[Records from a data source]
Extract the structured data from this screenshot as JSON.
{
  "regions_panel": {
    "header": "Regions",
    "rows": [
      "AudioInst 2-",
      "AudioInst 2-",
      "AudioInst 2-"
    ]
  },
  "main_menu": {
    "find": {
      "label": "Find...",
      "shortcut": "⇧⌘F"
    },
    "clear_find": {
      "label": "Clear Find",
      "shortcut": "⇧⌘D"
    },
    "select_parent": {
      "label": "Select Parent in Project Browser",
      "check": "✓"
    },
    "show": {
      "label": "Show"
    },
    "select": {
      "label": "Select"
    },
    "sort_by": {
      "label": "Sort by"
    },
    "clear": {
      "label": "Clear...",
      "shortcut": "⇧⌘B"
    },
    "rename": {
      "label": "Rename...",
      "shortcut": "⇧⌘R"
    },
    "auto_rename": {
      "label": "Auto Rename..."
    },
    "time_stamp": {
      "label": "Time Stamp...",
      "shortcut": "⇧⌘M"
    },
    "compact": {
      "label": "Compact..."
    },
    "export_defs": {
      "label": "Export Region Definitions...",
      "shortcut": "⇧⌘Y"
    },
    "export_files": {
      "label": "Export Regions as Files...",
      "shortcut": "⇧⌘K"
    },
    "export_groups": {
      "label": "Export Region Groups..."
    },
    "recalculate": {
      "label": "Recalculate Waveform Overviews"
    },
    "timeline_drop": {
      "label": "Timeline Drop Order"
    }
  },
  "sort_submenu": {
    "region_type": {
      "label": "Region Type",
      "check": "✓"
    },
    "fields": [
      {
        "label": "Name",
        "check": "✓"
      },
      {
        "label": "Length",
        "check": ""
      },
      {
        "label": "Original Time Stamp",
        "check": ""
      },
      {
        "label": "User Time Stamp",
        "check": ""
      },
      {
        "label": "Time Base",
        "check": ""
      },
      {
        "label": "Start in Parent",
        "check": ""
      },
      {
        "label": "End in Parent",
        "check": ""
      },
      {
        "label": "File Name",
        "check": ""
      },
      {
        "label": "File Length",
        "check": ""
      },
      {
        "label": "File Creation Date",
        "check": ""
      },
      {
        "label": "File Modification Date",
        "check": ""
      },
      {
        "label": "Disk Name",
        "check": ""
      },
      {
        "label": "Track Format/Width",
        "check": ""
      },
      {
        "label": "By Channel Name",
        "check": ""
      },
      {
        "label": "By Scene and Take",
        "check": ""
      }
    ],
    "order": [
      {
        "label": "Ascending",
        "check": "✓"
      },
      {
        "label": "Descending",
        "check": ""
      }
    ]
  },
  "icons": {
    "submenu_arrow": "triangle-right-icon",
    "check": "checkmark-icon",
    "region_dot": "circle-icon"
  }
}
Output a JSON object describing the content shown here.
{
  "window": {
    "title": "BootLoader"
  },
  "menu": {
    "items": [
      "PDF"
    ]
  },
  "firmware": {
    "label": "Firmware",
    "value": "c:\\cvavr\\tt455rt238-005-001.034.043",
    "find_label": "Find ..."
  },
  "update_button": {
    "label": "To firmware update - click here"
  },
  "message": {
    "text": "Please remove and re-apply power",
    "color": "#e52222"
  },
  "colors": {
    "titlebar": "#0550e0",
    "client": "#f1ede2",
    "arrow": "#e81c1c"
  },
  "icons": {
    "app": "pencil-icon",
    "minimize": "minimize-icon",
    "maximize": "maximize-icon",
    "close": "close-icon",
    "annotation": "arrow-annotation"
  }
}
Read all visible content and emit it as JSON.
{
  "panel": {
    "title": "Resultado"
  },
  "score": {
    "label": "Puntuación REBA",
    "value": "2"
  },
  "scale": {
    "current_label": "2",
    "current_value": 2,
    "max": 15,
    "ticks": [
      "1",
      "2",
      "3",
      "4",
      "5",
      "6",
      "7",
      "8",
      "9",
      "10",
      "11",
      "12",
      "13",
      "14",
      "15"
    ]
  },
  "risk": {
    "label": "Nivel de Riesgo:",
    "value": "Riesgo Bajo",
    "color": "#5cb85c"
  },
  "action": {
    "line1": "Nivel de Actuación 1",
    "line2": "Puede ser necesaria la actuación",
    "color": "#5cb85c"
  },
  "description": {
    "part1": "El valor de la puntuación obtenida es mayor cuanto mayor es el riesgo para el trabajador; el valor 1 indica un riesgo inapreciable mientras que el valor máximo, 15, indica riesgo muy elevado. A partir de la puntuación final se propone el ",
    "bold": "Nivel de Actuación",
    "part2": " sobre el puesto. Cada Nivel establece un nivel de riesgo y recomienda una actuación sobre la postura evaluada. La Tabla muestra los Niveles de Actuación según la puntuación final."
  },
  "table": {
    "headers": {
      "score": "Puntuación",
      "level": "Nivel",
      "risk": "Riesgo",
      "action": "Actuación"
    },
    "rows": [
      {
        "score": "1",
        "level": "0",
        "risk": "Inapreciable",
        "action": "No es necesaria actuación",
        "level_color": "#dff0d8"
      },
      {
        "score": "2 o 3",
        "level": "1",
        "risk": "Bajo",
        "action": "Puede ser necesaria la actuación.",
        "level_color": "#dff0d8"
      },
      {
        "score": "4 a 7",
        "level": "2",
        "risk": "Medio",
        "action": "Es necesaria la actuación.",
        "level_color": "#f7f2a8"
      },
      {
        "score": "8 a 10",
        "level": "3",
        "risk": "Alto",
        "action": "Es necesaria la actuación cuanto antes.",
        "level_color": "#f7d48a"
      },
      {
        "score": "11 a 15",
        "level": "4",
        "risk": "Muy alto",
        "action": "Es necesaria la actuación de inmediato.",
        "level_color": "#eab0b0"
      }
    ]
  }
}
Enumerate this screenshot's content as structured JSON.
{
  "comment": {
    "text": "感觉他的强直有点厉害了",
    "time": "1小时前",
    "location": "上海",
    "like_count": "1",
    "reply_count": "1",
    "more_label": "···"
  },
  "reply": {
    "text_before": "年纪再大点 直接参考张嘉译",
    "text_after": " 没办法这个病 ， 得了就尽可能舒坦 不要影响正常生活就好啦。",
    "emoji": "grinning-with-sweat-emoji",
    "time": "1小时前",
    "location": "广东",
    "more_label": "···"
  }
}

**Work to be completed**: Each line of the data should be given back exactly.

**Response to this task**:
Extract the structured data from this screenshot as JSON.
{
  "regions_panel": {
    "header": "Regions",
    "rows": [
      "AudioInst 2-",
      "AudioInst 2-",
      "AudioInst 2-"
    ]
  },
  "main_menu": {
    "find": {
      "label": "Find...",
      "shortcut": "⇧⌘F"
    },
    "clear_find": {
      "label": "Clear Find",
      "shortcut": "⇧⌘D"
    },
    "select_parent": {
      "label": "Select Parent in Project Browser",
      "check": "✓"
    },
    "show": {
      "label": "Show"
    },
    "select": {
      "label": "Select"
    },
    "sort_by": {
      "label": "Sort by"
    },
    "clear": {
      "label": "Clear...",
      "shortcut": "⇧⌘B"
    },
    "rename": {
      "label": "Rename...",
      "shortcut": "⇧⌘R"
    },
    "auto_rename": {
      "label": "Auto Rename..."
    },
    "time_stamp": {
      "label": "Time Stamp...",
      "shortcut": "⇧⌘M"
    },
    "compact": {
      "label": "Compact..."
    },
    "export_defs": {
      "label": "Export Region Definitions...",
      "shortcut": "⇧⌘Y"
    },
    "export_files": {
      "label": "Export Regions as Files...",
      "shortcut": "⇧⌘K"
    },
    "export_groups": {
      "label": "Export Region Groups..."
    },
    "recalculate": {
      "label": "Recalculate Waveform Overviews"
    },
    "timeline_drop": {
      "label": "Timeline Drop Order"
    }
  },
  "sort_submenu": {
    "region_type": {
      "label": "Region Type",
      "check": "✓"
    },
    "fields": [
      {
        "label": "Name",
        "check": "✓"
      },
      {
        "label": "Length",
        "check": ""
      },
      {
        "label": "Original Time Stamp",
        "check": ""
      },
      {
        "label": "User Time Stamp",
        "check": ""
      },
      {
        "label": "Time Base",
        "check": ""
      },
      {
        "label": "Start in Parent",
        "check": ""
      },
      {
        "label": "End in Parent",
        "check": ""
      },
      {
        "label": "File Name",
        "check": ""
      },
      {
        "label": "File Length",
        "check": ""
      },
      {
        "label": "File Creation Date",
        "check": ""
      },
      {
        "label": "File Modification Date",
        "check": ""
      },
      {
        "label": "Disk Name",
        "check": ""
      },
      {
        "label": "Track Format/Width",
        "check": ""
      },
      {
        "label": "By Channel Name",
        "check": ""
      },
      {
        "label": "By Scene and Take",
        "check": ""
      }
    ],
    "order": [
      {
        "label": "Ascending",
        "check": "✓"
      },
      {
        "label": "Descending",
        "check": ""
      }
    ]
  },
  "icons": {
    "submenu_arrow": "triangle-right-icon",
    "check": "checkmark-icon",
    "region_dot": "circle-icon"
  }
}
Output a JSON object describing the content shown here.
{
  "window": {
    "title": "BootLoader"
  },
  "menu": {
    "items": [
      "PDF"
    ]
  },
  "firmware": {
    "label": "Firmware",
    "value": "c:\\cvavr\\tt455rt238-005-001.034.043",
    "find_label": "Find ..."
  },
  "update_button": {
    "label": "To firmware update - click here"
  },
  "message": {
    "text": "Please remove and re-apply power",
    "color": "#e52222"
  },
  "colors": {
    "titlebar": "#0550e0",
    "client": "#f1ede2",
    "arrow": "#e81c1c"
  },
  "icons": {
    "app": "pencil-icon",
    "minimize": "minimize-icon",
    "maximize": "maximize-icon",
    "close": "close-icon",
    "annotation": "arrow-annotation"
  }
}
Read all visible content and emit it as JSON.
{
  "panel": {
    "title": "Resultado"
  },
  "score": {
    "label": "Puntuación REBA",
    "value": "2"
  },
  "scale": {
    "current_label": "2",
    "current_value": 2,
    "max": 15,
    "ticks": [
      "1",
      "2",
      "3",
      "4",
      "5",
      "6",
      "7",
      "8",
      "9",
      "10",
      "11",
      "12",
      "13",
      "14",
      "15"
    ]
  },
  "risk": {
    "label": "Nivel de Riesgo:",
    "value": "Riesgo Bajo",
    "color": "#5cb85c"
  },
  "action": {
    "line1": "Nivel de Actuación 1",
    "line2": "Puede ser necesaria la actuación",
    "color": "#5cb85c"
  },
  "description": {
    "part1": "El valor de la puntuación obtenida es mayor cuanto mayor es el riesgo para el trabajador; el valor 1 indica un riesgo inapreciable mientras que el valor máximo, 15, indica riesgo muy elevado. A partir de la puntuación final se propone el ",
    "bold": "Nivel de Actuación",
    "part2": " sobre el puesto. Cada Nivel establece un nivel de riesgo y recomienda una actuación sobre la postura evaluada. La Tabla muestra los Niveles de Actuación según la puntuación final."
  },
  "table": {
    "headers": {
      "score": "Puntuación",
      "level": "Nivel",
      "risk": "Riesgo",
      "action": "Actuación"
    },
    "rows": [
      {
        "score": "1",
        "level": "0",
        "risk": "Inapreciable",
        "action": "No es necesaria actuación",
        "level_color": "#dff0d8"
      },
      {
        "score": "2 o 3",
        "level": "1",
        "risk": "Bajo",
        "action": "Puede ser necesaria la actuación.",
        "level_color": "#dff0d8"
      },
      {
        "score": "4 a 7",
        "level": "2",
        "risk": "Medio",
        "action": "Es necesaria la actuación.",
        "level_color": "#f7f2a8"
      },
      {
        "score": "8 a 10",
        "level": "3",
        "risk": "Alto",
        "action": "Es necesaria la actuación cuanto antes.",
        "level_color": "#f7d48a"
      },
      {
        "score": "11 a 15",
        "level": "4",
        "risk": "Muy alto",
        "action": "Es necesaria la actuación de inmediato.",
        "level_color": "#eab0b0"
      }
    ]
  }
}
Enumerate this screenshot's content as structured JSON.
{
  "comment": {
    "text": "感觉他的强直有点厉害了",
    "time": "1小时前",
    "location": "上海",
    "like_count": "1",
    "reply_count": "1",
    "more_label": "···"
  },
  "reply": {
    "text_before": "年纪再大点 直接参考张嘉译",
    "text_after": " 没办法这个病 ， 得了就尽可能舒坦 不要影响正常生活就好啦。",
    "emoji": "grinning-with-sweat-emoji",
    "time": "1小时前",
    "location": "广东",
    "more_label": "···"
  }
}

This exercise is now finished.